Liability and Asset Protection
By incorporating a business, the corporation becomes a separate legal entity from its owners, otherwise known as shareholders. Because of this, incorporating your business will allow shareholders to cease being personally responsible for any debts or claims against your corporation.
In general, corporations see many advantages including: paying income tax on net income (after deducting business expenses), lower effective tax rates that individuals in many cases, deductions for deprecation and others.
Why does it make sense to incorporate in Nevada?
Although many corporations have commonly incorporated their businesses in Delaware, it is also a well-known fact that Nevada is a perfect state to begin incorporating your business. Nevada does not have state corporate income tax, nor does it impose fees on any corporate shares. Nevada also does not impose any personal income tax or any franchise tax for corporations or LLCs.
Also, shareholders, directors, and officers of a corporation that is incorporated in Nevada also do not have to be Nevada residents.
What are the different incorporation options and types?
There are a few major and minor differences and advantages between a C corporation, S corporation or limited liability company (LCC) from which business owners can choose when they choose to incorporate (as explained in detail below).
What are the registered agent requirements & fees?
In corporation law, a registered agent, otherwise known as a resident agent or statutory agent, is someone who is authorized to accept legal important documents on behalf of a business or company. Although Nevada does not impose any taxes for corporations or income, they do require an initial and annual statement fee and a business license fee. Please see the link to Nevada’s Secretary of State website below for more in-depth information.
What are the key steps for initial registration and compliance?
In order to get started in incorporating your business in Nevada, there are a few initial steps that business owners must first take. First, your business must choose a corporate name. Nevada’s business name database will allow you to check your corporation name for availability and create a name reservation request for 90 days.

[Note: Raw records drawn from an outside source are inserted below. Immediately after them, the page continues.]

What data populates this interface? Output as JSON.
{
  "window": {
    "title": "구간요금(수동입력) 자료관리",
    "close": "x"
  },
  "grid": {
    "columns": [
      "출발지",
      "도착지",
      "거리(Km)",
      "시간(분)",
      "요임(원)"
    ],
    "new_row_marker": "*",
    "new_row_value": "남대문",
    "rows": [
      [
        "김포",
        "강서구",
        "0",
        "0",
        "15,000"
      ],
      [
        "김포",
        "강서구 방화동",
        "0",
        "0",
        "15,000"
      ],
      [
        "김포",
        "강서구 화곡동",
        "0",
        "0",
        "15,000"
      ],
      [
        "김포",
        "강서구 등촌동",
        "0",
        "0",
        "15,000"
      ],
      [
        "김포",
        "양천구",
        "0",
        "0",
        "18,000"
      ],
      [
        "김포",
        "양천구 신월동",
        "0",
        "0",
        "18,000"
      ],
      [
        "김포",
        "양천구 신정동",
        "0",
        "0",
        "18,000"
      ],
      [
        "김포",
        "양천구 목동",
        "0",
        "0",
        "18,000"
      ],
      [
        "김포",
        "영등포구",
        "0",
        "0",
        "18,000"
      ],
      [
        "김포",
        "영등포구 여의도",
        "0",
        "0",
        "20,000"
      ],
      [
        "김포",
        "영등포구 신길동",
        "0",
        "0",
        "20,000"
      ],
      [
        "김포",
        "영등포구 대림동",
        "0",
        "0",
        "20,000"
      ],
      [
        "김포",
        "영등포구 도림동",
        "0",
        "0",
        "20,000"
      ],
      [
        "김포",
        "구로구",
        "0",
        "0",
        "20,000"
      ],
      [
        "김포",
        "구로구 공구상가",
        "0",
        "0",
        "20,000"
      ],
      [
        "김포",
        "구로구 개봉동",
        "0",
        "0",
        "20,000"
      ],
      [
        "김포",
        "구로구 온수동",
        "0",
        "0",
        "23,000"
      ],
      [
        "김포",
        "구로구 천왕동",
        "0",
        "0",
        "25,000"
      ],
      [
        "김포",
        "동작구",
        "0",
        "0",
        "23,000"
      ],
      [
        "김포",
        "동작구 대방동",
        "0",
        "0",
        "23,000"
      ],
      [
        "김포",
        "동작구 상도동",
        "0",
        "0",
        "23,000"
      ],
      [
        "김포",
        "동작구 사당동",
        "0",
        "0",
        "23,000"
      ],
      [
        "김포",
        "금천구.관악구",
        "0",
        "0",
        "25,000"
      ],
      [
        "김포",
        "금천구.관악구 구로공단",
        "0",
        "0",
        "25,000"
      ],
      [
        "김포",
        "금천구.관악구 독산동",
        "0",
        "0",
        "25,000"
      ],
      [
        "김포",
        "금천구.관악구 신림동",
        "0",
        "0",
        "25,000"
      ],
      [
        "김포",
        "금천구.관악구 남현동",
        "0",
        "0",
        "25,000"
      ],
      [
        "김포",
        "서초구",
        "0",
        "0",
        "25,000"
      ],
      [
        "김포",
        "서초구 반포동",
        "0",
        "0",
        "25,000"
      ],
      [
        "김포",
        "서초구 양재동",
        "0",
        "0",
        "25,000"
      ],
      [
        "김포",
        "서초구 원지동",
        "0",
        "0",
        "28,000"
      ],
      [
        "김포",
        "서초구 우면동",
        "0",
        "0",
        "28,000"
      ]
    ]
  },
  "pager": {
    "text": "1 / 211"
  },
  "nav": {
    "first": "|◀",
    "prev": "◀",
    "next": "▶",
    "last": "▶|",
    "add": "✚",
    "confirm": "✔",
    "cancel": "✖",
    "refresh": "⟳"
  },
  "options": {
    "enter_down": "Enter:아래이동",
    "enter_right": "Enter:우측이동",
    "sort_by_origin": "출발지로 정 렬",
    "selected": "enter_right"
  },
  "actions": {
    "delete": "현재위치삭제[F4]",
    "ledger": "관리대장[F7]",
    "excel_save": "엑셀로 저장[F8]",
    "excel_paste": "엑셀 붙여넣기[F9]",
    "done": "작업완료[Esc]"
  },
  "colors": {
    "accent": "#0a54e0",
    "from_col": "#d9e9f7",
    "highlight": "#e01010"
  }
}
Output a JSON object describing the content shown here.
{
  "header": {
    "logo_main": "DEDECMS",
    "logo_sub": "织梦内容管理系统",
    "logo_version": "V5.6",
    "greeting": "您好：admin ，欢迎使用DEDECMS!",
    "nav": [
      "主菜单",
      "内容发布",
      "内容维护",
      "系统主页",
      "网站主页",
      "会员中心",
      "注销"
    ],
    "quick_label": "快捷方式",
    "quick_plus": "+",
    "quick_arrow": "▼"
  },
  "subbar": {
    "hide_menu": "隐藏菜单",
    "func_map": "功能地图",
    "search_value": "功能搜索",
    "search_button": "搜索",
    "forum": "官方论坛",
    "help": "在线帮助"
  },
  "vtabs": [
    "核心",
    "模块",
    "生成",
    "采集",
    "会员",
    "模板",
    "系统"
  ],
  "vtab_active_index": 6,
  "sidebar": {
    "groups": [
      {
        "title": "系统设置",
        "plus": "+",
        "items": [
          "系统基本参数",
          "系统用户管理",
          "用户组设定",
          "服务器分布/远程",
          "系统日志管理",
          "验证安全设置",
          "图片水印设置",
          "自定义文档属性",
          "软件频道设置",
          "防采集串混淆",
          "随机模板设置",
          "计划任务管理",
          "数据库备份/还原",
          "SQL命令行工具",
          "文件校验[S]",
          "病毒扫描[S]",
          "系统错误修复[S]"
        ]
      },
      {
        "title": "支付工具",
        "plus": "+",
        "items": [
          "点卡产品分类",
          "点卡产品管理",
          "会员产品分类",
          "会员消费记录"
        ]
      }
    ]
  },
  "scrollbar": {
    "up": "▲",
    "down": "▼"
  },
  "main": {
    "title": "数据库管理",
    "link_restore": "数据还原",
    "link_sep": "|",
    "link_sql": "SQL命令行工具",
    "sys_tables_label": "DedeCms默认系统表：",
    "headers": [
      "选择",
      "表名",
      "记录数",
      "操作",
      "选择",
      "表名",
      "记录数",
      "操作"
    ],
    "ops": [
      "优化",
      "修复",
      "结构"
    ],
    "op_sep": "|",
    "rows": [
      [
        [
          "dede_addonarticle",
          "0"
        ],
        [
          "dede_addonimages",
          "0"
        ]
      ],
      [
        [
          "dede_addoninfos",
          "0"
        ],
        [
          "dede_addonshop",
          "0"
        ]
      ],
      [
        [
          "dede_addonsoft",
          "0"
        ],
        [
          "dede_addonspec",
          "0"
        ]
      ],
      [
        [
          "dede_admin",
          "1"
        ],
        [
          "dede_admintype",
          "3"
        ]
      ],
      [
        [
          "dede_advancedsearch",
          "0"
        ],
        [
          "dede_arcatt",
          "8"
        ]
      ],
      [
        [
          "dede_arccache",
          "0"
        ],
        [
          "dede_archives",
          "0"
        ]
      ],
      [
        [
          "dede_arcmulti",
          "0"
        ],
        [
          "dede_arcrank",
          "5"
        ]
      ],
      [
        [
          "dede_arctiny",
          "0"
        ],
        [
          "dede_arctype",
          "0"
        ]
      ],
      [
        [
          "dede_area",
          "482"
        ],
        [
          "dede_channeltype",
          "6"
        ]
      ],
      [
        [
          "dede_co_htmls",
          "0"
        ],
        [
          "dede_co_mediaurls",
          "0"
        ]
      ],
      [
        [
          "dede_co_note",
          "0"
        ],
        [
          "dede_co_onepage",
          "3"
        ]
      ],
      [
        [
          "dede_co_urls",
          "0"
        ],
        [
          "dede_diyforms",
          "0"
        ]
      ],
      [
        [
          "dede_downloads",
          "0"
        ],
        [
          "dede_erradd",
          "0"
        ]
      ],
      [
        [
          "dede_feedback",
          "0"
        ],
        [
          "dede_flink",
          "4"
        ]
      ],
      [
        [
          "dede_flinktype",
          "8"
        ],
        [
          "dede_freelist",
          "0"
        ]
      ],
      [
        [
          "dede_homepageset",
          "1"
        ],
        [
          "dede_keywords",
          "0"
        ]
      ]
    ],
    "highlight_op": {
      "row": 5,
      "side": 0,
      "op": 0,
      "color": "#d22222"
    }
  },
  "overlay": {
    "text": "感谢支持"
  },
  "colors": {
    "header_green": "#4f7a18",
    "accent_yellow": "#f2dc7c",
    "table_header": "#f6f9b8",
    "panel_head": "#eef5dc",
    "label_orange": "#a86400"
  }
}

Next, you must file your articles of incorporation with the Secretary of State and create several other books and records.